Display Accessibility Tools

Accessibility Tools

Grayscale

Highlight Links

Change Contrast

Increase Text Size

Increase Letter Spacing

Dyslexia Friendly Font

Increase Cursor Size

Taylor Weiss to join Arizona State University in August

Taylor Weiss, a post-doc in the Ducat lab, will be joining the Arizona State University as an Assistant Professor in the Ira A. Fulton School of Engineering.

As a member of the Algae/Water-Food-Energy-Environmental Nexus, he will be researching the design of artificial and synthetic algae-bacteria consortia for the scaled production of natural biocommodities with a special focus on medicinal applications.

Taylor joined the Ducat lab at the PRL in 2014 to work on biotechnological projects, notably one where he engineered a community of bacteria to cooperatively create bioplastic, ultimately using only light for energy and carbon dioxide and water as raw materials. Taylor’s biotech work might significantly increase the feasibility and reduce the costs of producing environmentally-friendly plastics and other green products.

He has also worked on developing cultivation methods and optical instruments that can simplify, expand, and improve algal bioproduction research.

"It's been wonderful working at a facility that constantly operates at the forefront of photosynthesis research and has given algae an equal role to plants in this endeavor,” Taylor says. “I am thrilled that work which was started at the the PRL will continue to inspire my ASU research and be spun into new and exciting directions."

"We are delighted that Taylor will starting his own group in Arizona State, along with the many fine scientists working in algal biotechnology there,” Danny Ducat says. “While we will surely miss him around the lab here, I look forward to seeing how he will take his many creative ideas in a new direction and will be eagerly awaiting to hear of his new successes."

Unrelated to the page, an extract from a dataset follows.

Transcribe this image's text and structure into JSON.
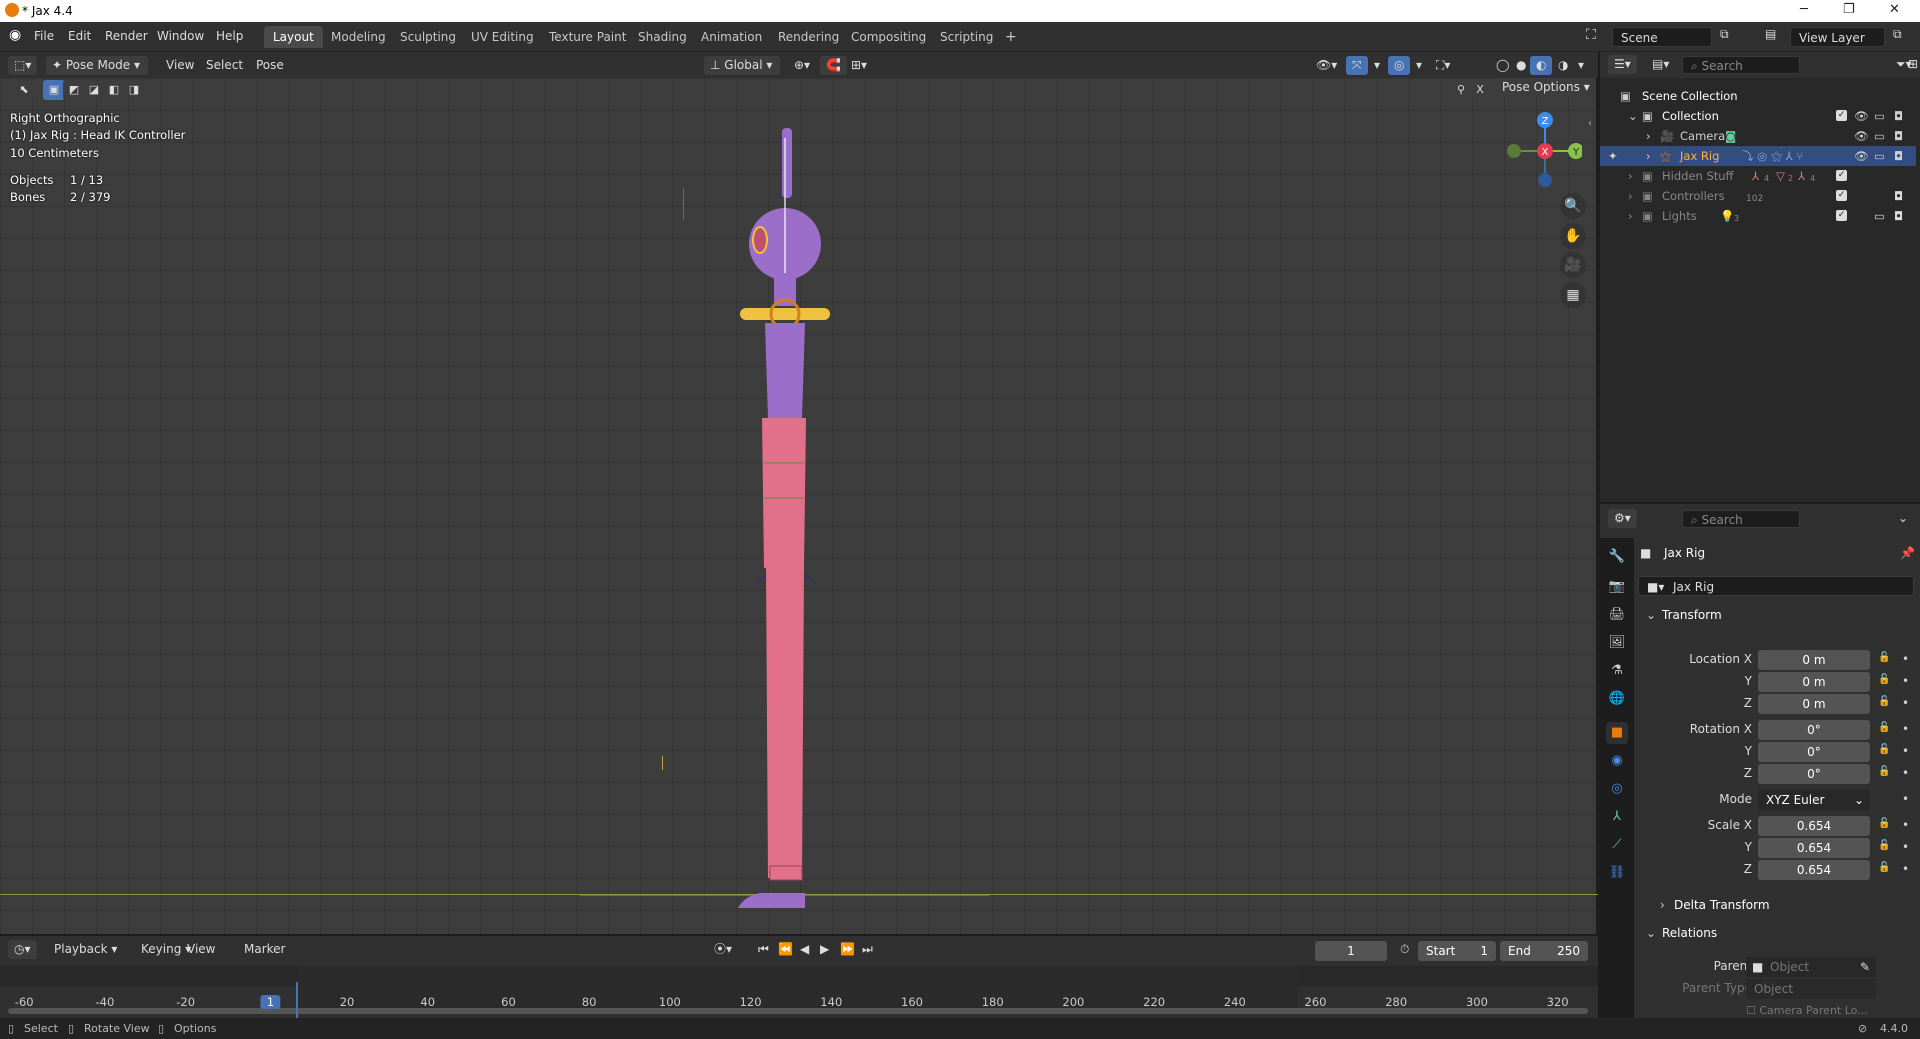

Originally a Michigan native, Taylor earned his B.S. in Biochemistry from the University of Rochester in New York and his Ph.D. in Biochemistry from Texas A&M University, where he was also awarded an NIH Molecular Biophysics Training Fellowship. Before coming to the PRL, he was also a post-doc at Washington University, Saint Louis.

He has published a dozen peer-reviewed articles, all in relation to algal biology and metabolites, and has been an invited speaker at more than a half-dozen national scientific forums.

Congratulations, Taylor!

 

Top Stories

Why this promising biofuel crop takes a summer break Why this promising biofuel crop takes a summer break

By explaining a photosynthetic peculiarity in switchgrass, MSU researchers from the Walker lab may have unlocked even more of the plant’s potential.

Untying molecular knots: Making molecular simulations more efficient with LongBondEliminator Untying molecular knots: Making molecular simulations more efficient with LongBondEliminator

Researchers from the Vermaas lab created a more efficient tool to solve the problem of ring piercings in molecular simulations. This work is published in Biomolecules.

From colleagues to collaborators, a cross-department conversation links statistics to plant science From colleagues to collaborators, a cross-department conversation links statistics to plant science

Complicated sets of biological data can be challenging to extrapolate meaningful information from. Wanting to find a better way to look at this data led Berkley Walker, assistant professor at the MSU-DOE Plant Research Laboratory, to team up with statistician and Assistant Professor Chih-Li Sung from the Department of Statistics and Probability.